By Annie-Rose Strasser on Jul 31, 2012 a
While Smith was preparing to set an Olympic record for Great Britain in the clean-and-jerk event, men (and some women) on Twitter were busy saying she wasn’t attractive enough, or that she was manly, or that there was something wrong with her body because she was so muscular.
So Smith took to her blog to respond:
[We] don’t lift weights in order to look hot, especially for the likes of men like that. What makes them think that we even WANT them to find us attractive? If you do, thanks very much, we’re flattered. But if you don’t, why do you really need to voice this opinion in the first place, and what makes you think we actually give a toss that you, personally, do not find us attractive? What do you want us to do? Shall we stop weightlifting, amend our diet in order to completely get rid of our ‘manly’ muscles, and become housewives in the sheer hope that one day you will look more favourably upon us and we might actually have a shot with you?! Cause you are clearly the kindest, most attractive type of man to grace the earth with your presence.
Oh but wait, you aren’t. This may be shocking to you, but we actually would rather be attractive to people who aren’t closed-minded and ignorant. Crazy, eh?! We, as any women with an ounce of self-confidence would, prefer our men to be confident enough in themselves to not feel emasculated by the fact that we aren’t weak and feeble.

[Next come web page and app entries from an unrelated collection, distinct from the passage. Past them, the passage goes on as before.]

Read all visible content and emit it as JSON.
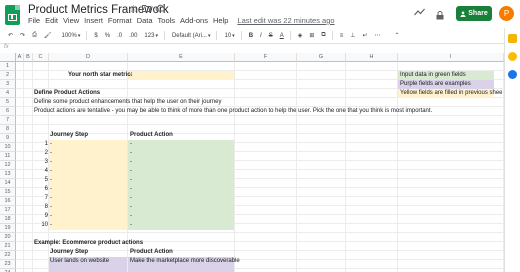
{
  "doc": {
    "title": "Product Metrics Framework"
  },
  "menu": {
    "items": [
      "File",
      "Edit",
      "View",
      "Insert",
      "Format",
      "Data",
      "Tools",
      "Add-ons",
      "Help"
    ],
    "last_edit": "Last edit was 22 minutes ago"
  },
  "share": {
    "label": "Share"
  },
  "user": {
    "initial": "P"
  },
  "toolbar": {
    "zoom": "100%",
    "currency": "$",
    "percent": "%",
    "decimals": ".0",
    "decimals2": ".00",
    "format": "123",
    "font": "Default (Ari...",
    "size": "10",
    "bold": "B",
    "italic": "I",
    "strike": "S",
    "textcolor": "A"
  },
  "formula": {
    "fx": "fx"
  },
  "columns": [
    "A",
    "B",
    "C",
    "D",
    "E",
    "F",
    "G",
    "H",
    "I"
  ],
  "rows": [
    "1",
    "2",
    "3",
    "4",
    "5",
    "6",
    "7",
    "8",
    "9",
    "10",
    "11",
    "12",
    "13",
    "14",
    "15",
    "16",
    "17",
    "18",
    "19",
    "20",
    "21",
    "22",
    "23",
    "24"
  ],
  "sheet": {
    "north_star_label": "Your north star metric:",
    "north_star_value": "-",
    "define_title": "Define Product Actions",
    "define_line1": "Define some product enhancements that help the user on their journey",
    "define_line2": "Product actions are tentative - you may be able to think of more than one product action to help the user. Pick the one that you think is most important.",
    "header_step": "Journey Step",
    "header_action": "Product Action",
    "steps": [
      "1",
      "2",
      "3",
      "4",
      "5",
      "6",
      "7",
      "8",
      "9",
      "10"
    ],
    "dash": "-",
    "example_title": "Example: Ecommerce product actions",
    "example_header_step": "Journey Step",
    "example_header_action": "Product Action",
    "example_step": "User lands on website",
    "example_action": "Make the marketplace more discoverable"
  },
  "legend": {
    "green": "Input data in green fields",
    "purple": "Purple fields are examples",
    "yellow": "Yellow fields are filled in previous shee"
  },
  "colors": {
    "green": "#d9ead3",
    "yellow": "#fff2cc",
    "purple": "#d9d2e9",
    "share": "#188038"
  }
}
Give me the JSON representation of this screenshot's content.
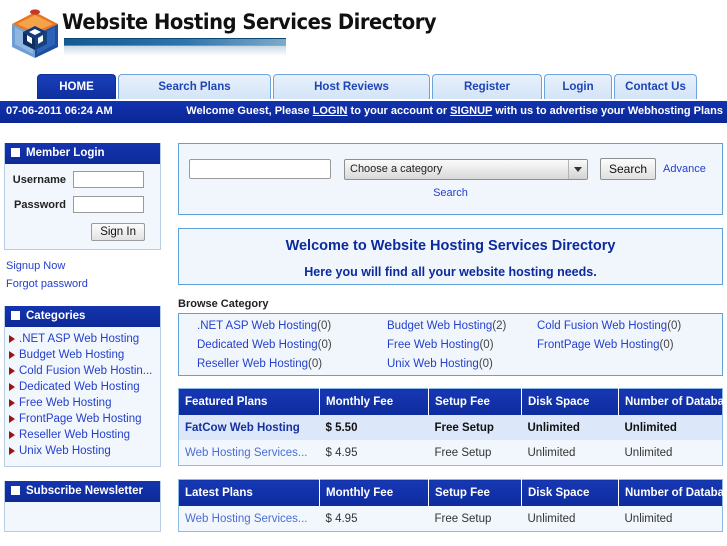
{
  "header": {
    "logo_icon": "cube-box-icon",
    "site_title": "Website Hosting Services Directory"
  },
  "nav": {
    "tabs": [
      {
        "label": "HOME",
        "active": true
      },
      {
        "label": "Search Plans",
        "active": false
      },
      {
        "label": "Host Reviews",
        "active": false
      },
      {
        "label": "Register",
        "active": false
      },
      {
        "label": "Login",
        "active": false
      },
      {
        "label": "Contact Us",
        "active": false
      }
    ]
  },
  "infobar": {
    "datetime": "07-06-2011 06:24 AM",
    "welcome_prefix": "Welcome Guest, Please ",
    "login_link": "LOGIN",
    "welcome_mid": " to your account or ",
    "signup_link": "SIGNUP",
    "welcome_suffix": " with us to advertise your Webhosting Plans"
  },
  "sidebar": {
    "member_login": {
      "title": "Member Login",
      "username_label": "Username",
      "username_value": "",
      "password_label": "Password",
      "password_value": "",
      "signin_button": "Sign In",
      "signup_link": "Signup Now",
      "forgot_link": "Forgot password"
    },
    "categories": {
      "title": "Categories",
      "items": [
        {
          "label": ".NET ASP Web Hosting"
        },
        {
          "label": "Budget Web Hosting"
        },
        {
          "label": "Cold Fusion Web Hostin..."
        },
        {
          "label": "Dedicated Web Hosting"
        },
        {
          "label": "Free Web Hosting"
        },
        {
          "label": "FrontPage Web Hosting"
        },
        {
          "label": "Reseller Web Hosting"
        },
        {
          "label": "Unix Web Hosting"
        }
      ]
    },
    "newsletter": {
      "title": "Subscribe Newsletter"
    }
  },
  "main": {
    "search": {
      "keyword_value": "",
      "keyword_placeholder": "",
      "category_selected": "Choose a category",
      "search_button": "Search",
      "advance_link": "Advance",
      "search_sub_link": "Search"
    },
    "welcome": {
      "line1": "Welcome to Website Hosting Services Directory",
      "line2": "Here you will find all your website hosting needs."
    },
    "browse": {
      "title": "Browse Category",
      "items": [
        {
          "label": ".NET ASP Web Hosting",
          "count": "(0)"
        },
        {
          "label": "Budget Web Hosting",
          "count": "(2)"
        },
        {
          "label": "Cold Fusion Web Hosting",
          "count": "(0)"
        },
        {
          "label": "Dedicated Web Hosting",
          "count": "(0)"
        },
        {
          "label": "Free Web Hosting",
          "count": "(0)"
        },
        {
          "label": "FrontPage Web Hosting",
          "count": "(0)"
        },
        {
          "label": "Reseller Web Hosting",
          "count": "(0)"
        },
        {
          "label": "Unix Web Hosting",
          "count": "(0)"
        }
      ]
    },
    "featured_table": {
      "headers": [
        "Featured Plans",
        "Monthly Fee",
        "Setup Fee",
        "Disk Space",
        "Number of Databases"
      ],
      "rows": [
        {
          "name": "FatCow Web Hosting",
          "monthly_fee": "$ 5.50",
          "setup_fee": "Free Setup",
          "disk_space": "Unlimited",
          "databases": "Unlimited",
          "highlight": true
        },
        {
          "name": "Web Hosting Services...",
          "monthly_fee": "$ 4.95",
          "setup_fee": "Free Setup",
          "disk_space": "Unlimited",
          "databases": "Unlimited",
          "highlight": false
        }
      ]
    },
    "latest_table": {
      "headers": [
        "Latest Plans",
        "Monthly Fee",
        "Setup Fee",
        "Disk Space",
        "Number of Databases"
      ],
      "rows": [
        {
          "name": "Web Hosting Services...",
          "monthly_fee": "$ 4.95",
          "setup_fee": "Free Setup",
          "disk_space": "Unlimited",
          "databases": "Unlimited",
          "highlight": false
        }
      ]
    }
  },
  "colors": {
    "nav_active": "#0f2f9e",
    "nav_tab": "#d3e4f7",
    "header_blue": "#0a2794",
    "link_blue": "#2440cc",
    "panel_border": "#5fa0da",
    "panel_bg": "#f1f6fd",
    "arrow_red": "#9d1111"
  }
}
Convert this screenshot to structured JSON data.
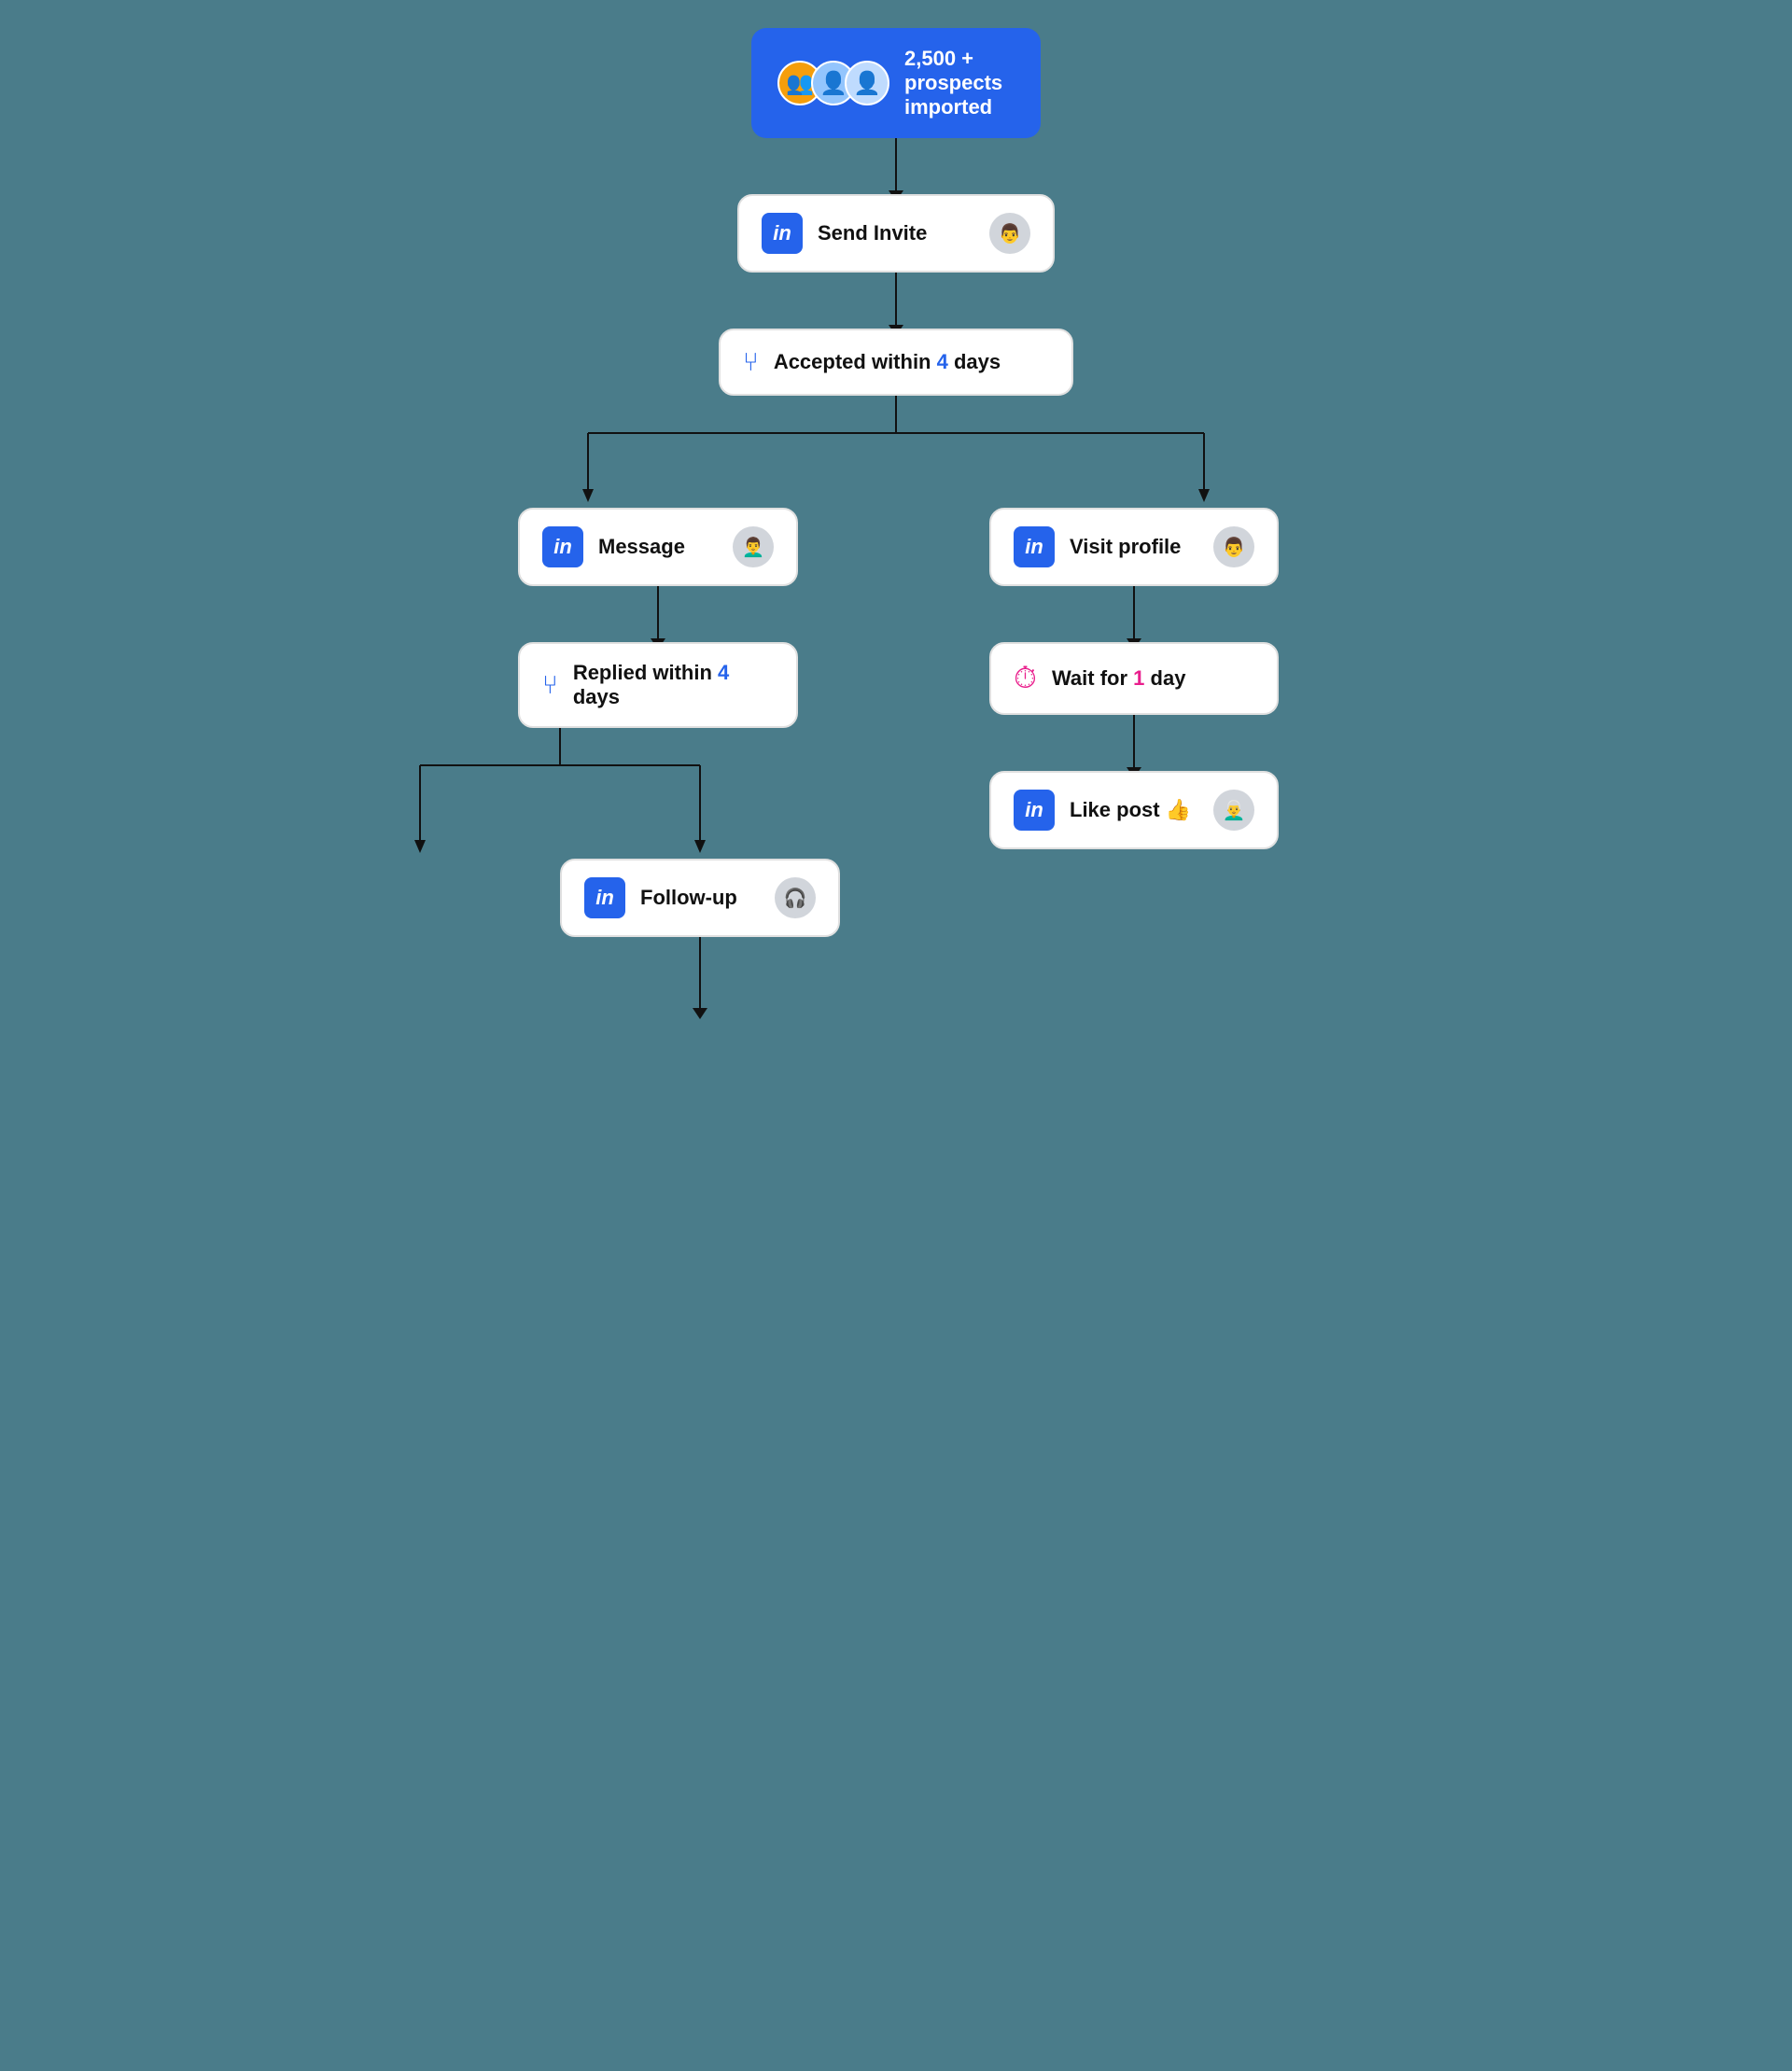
{
  "top_node": {
    "label": "2,500 + prospects imported",
    "avatar_emojis": [
      "👥",
      "👤",
      "👤"
    ]
  },
  "send_invite": {
    "label": "Send Invite",
    "avatar_emoji": "👨"
  },
  "accepted": {
    "icon": "fork",
    "label_before": "Accepted within ",
    "highlight": "4",
    "label_after": " days"
  },
  "message": {
    "label": "Message",
    "avatar_emoji": "👨‍🦱"
  },
  "visit_profile": {
    "label": "Visit profile",
    "avatar_emoji": "👨"
  },
  "replied": {
    "icon": "fork",
    "label_before": "Replied within ",
    "highlight": "4",
    "label_after": " days"
  },
  "wait_for_day": {
    "icon": "timer",
    "label_before": "Wait for ",
    "highlight": "1",
    "label_after": " day"
  },
  "followup": {
    "label": "Follow-up",
    "avatar_emoji": "🎧"
  },
  "like_post": {
    "label": "Like post 👍",
    "avatar_emoji": "👨‍🦳"
  },
  "colors": {
    "blue": "#2563eb",
    "pink": "#e91e8c",
    "bg": "#4a7c8a",
    "border": "#e0e0e0",
    "text": "#111111"
  }
}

Sexism seems to be almost as common as sweat at this year’s Olympics — which has a record number of women participating — from female boxers being asked to wear skirts to differentiate them from the men to women’s teams taking coach while men’s fly first class.